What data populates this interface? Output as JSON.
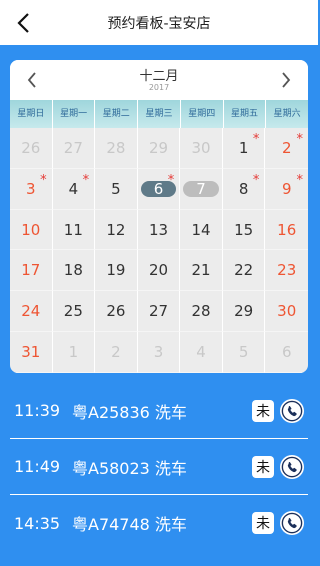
{
  "header": {
    "title": "预约看板-宝安店"
  },
  "calendar": {
    "month": "十二月",
    "year": "2017",
    "weekdays": [
      "星期日",
      "星期一",
      "星期二",
      "星期三",
      "星期四",
      "星期五",
      "星期六"
    ],
    "days": [
      {
        "n": "26",
        "other": true
      },
      {
        "n": "27",
        "other": true
      },
      {
        "n": "28",
        "other": true
      },
      {
        "n": "29",
        "other": true
      },
      {
        "n": "30",
        "other": true
      },
      {
        "n": "1",
        "star": true
      },
      {
        "n": "2",
        "star": true
      },
      {
        "n": "3",
        "star": true
      },
      {
        "n": "4",
        "star": true
      },
      {
        "n": "5"
      },
      {
        "n": "6",
        "star": true,
        "selected": true
      },
      {
        "n": "7",
        "today": true
      },
      {
        "n": "8",
        "star": true
      },
      {
        "n": "9",
        "star": true
      },
      {
        "n": "10"
      },
      {
        "n": "11"
      },
      {
        "n": "12"
      },
      {
        "n": "13"
      },
      {
        "n": "14"
      },
      {
        "n": "15"
      },
      {
        "n": "16"
      },
      {
        "n": "17"
      },
      {
        "n": "18"
      },
      {
        "n": "19"
      },
      {
        "n": "20"
      },
      {
        "n": "21"
      },
      {
        "n": "22"
      },
      {
        "n": "23"
      },
      {
        "n": "24"
      },
      {
        "n": "25"
      },
      {
        "n": "26"
      },
      {
        "n": "27"
      },
      {
        "n": "28"
      },
      {
        "n": "29"
      },
      {
        "n": "30"
      },
      {
        "n": "31"
      },
      {
        "n": "1",
        "other": true
      },
      {
        "n": "2",
        "other": true
      },
      {
        "n": "3",
        "other": true
      },
      {
        "n": "4",
        "other": true
      },
      {
        "n": "5",
        "other": true
      },
      {
        "n": "6",
        "other": true
      }
    ]
  },
  "appointments": [
    {
      "time": "11:39",
      "desc": "粤A25836 洗车",
      "status": "未"
    },
    {
      "time": "11:49",
      "desc": "粤A58023 洗车",
      "status": "未"
    },
    {
      "time": "14:35",
      "desc": "粤A74748 洗车",
      "status": "未"
    }
  ],
  "colors": {
    "background": "#2f8ff0",
    "weekend": "#ee5533",
    "star": "#e53935",
    "selected": "#5f7a88",
    "today": "#bdbdbd"
  },
  "icons": {
    "back": "chevron-left-icon",
    "prev": "chevron-left-icon",
    "next": "chevron-right-icon",
    "phone": "phone-icon"
  }
}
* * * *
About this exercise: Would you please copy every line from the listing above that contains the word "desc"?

Problem solution:
      "desc": "粤A25836 洗车",
      "desc": "粤A58023 洗车",
      "desc": "粤A74748 洗车",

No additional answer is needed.